*PROMPT:* Your answer should be the records below, written out exactly.
**********
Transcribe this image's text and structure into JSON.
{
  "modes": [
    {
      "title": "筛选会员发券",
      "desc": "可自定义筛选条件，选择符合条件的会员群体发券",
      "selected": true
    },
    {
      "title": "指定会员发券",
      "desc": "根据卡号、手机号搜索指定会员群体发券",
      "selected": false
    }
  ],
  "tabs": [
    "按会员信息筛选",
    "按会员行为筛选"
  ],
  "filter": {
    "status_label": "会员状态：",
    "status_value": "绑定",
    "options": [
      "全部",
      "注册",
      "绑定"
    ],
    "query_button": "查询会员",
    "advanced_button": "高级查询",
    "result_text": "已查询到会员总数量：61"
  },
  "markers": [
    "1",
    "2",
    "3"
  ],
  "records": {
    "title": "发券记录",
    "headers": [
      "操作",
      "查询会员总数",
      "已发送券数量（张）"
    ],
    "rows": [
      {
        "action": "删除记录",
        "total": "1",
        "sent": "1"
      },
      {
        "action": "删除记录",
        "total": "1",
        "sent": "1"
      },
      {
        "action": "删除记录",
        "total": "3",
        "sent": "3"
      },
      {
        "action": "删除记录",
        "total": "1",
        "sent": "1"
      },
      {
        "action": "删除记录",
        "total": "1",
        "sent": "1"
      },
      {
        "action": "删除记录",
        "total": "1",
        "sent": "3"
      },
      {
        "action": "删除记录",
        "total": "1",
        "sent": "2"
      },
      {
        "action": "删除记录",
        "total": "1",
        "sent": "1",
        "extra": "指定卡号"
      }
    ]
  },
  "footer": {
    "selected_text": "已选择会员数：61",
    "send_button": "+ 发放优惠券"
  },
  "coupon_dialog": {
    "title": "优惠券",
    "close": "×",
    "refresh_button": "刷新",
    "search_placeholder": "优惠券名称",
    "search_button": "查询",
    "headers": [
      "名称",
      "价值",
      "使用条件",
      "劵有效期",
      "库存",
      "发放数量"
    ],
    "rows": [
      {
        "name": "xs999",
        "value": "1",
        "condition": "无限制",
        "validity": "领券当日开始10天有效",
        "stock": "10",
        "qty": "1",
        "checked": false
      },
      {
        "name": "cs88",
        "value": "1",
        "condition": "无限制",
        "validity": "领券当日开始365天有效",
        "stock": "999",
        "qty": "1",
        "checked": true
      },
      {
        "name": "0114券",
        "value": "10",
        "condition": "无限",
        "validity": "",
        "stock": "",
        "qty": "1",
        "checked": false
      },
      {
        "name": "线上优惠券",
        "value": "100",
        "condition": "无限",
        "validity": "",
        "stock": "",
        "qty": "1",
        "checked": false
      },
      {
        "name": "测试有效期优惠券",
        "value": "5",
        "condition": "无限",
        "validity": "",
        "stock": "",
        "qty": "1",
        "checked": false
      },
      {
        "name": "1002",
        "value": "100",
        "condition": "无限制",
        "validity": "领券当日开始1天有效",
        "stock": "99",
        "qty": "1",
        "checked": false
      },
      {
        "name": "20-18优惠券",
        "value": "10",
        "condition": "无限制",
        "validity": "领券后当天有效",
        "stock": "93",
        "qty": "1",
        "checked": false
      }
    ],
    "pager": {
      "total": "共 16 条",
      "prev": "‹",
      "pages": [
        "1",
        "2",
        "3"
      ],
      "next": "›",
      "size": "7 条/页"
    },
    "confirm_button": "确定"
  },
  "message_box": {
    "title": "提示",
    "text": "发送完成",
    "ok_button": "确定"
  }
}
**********
*SOLUTION FOR THIS PROBLEM:*
Transcribe this image's text and structure into JSON.
{
  "modes": [
    {
      "title": "筛选会员发券",
      "desc": "可自定义筛选条件，选择符合条件的会员群体发券",
      "selected": true
    },
    {
      "title": "指定会员发券",
      "desc": "根据卡号、手机号搜索指定会员群体发券",
      "selected": false
    }
  ],
  "tabs": [
    "按会员信息筛选",
    "按会员行为筛选"
  ],
  "filter": {
    "status_label": "会员状态：",
    "status_value": "绑定",
    "options": [
      "全部",
      "注册",
      "绑定"
    ],
    "query_button": "查询会员",
    "advanced_button": "高级查询",
    "result_text": "已查询到会员总数量：61"
  },
  "markers": [
    "1",
    "2",
    "3"
  ],
  "records": {
    "title": "发券记录",
    "headers": [
      "操作",
      "查询会员总数",
      "已发送券数量（张）"
    ],
    "rows": [
      {
        "action": "删除记录",
        "total": "1",
        "sent": "1"
      },
      {
        "action": "删除记录",
        "total": "1",
        "sent": "1"
      },
      {
        "action": "删除记录",
        "total": "3",
        "sent": "3"
      },
      {
        "action": "删除记录",
        "total": "1",
        "sent": "1"
      },
      {
        "action": "删除记录",
        "total": "1",
        "sent": "1"
      },
      {
        "action": "删除记录",
        "total": "1",
        "sent": "3"
      },
      {
        "action": "删除记录",
        "total": "1",
        "sent": "2"
      },
      {
        "action": "删除记录",
        "total": "1",
        "sent": "1",
        "extra": "指定卡号"
      }
    ]
  },
  "footer": {
    "selected_text": "已选择会员数：61",
    "send_button": "+ 发放优惠券"
  },
  "coupon_dialog": {
    "title": "优惠券",
    "close": "×",
    "refresh_button": "刷新",
    "search_placeholder": "优惠券名称",
    "search_button": "查询",
    "headers": [
      "名称",
      "价值",
      "使用条件",
      "劵有效期",
      "库存",
      "发放数量"
    ],
    "rows": [
      {
        "name": "xs999",
        "value": "1",
        "condition": "无限制",
        "validity": "领券当日开始10天有效",
        "stock": "10",
        "qty": "1",
        "checked": false
      },
      {
        "name": "cs88",
        "value": "1",
        "condition": "无限制",
        "validity": "领券当日开始365天有效",
        "stock": "999",
        "qty": "1",
        "checked": true
      },
      {
        "name": "0114券",
        "value": "10",
        "condition": "无限",
        "validity": "",
        "stock": "",
        "qty": "1",
        "checked": false
      },
      {
        "name": "线上优惠券",
        "value": "100",
        "condition": "无限",
        "validity": "",
        "stock": "",
        "qty": "1",
        "checked": false
      },
      {
        "name": "测试有效期优惠券",
        "value": "5",
        "condition": "无限",
        "validity": "",
        "stock": "",
        "qty": "1",
        "checked": false
      },
      {
        "name": "1002",
        "value": "100",
        "condition": "无限制",
        "validity": "领券当日开始1天有效",
        "stock": "99",
        "qty": "1",
        "checked": false
      },
      {
        "name": "20-18优惠券",
        "value": "10",
        "condition": "无限制",
        "validity": "领券后当天有效",
        "stock": "93",
        "qty": "1",
        "checked": false
      }
    ],
    "pager": {
      "total": "共 16 条",
      "prev": "‹",
      "pages": [
        "1",
        "2",
        "3"
      ],
      "next": "›",
      "size": "7 条/页"
    },
    "confirm_button": "确定"
  },
  "message_box": {
    "title": "提示",
    "text": "发送完成",
    "ok_button": "确定"
  }
}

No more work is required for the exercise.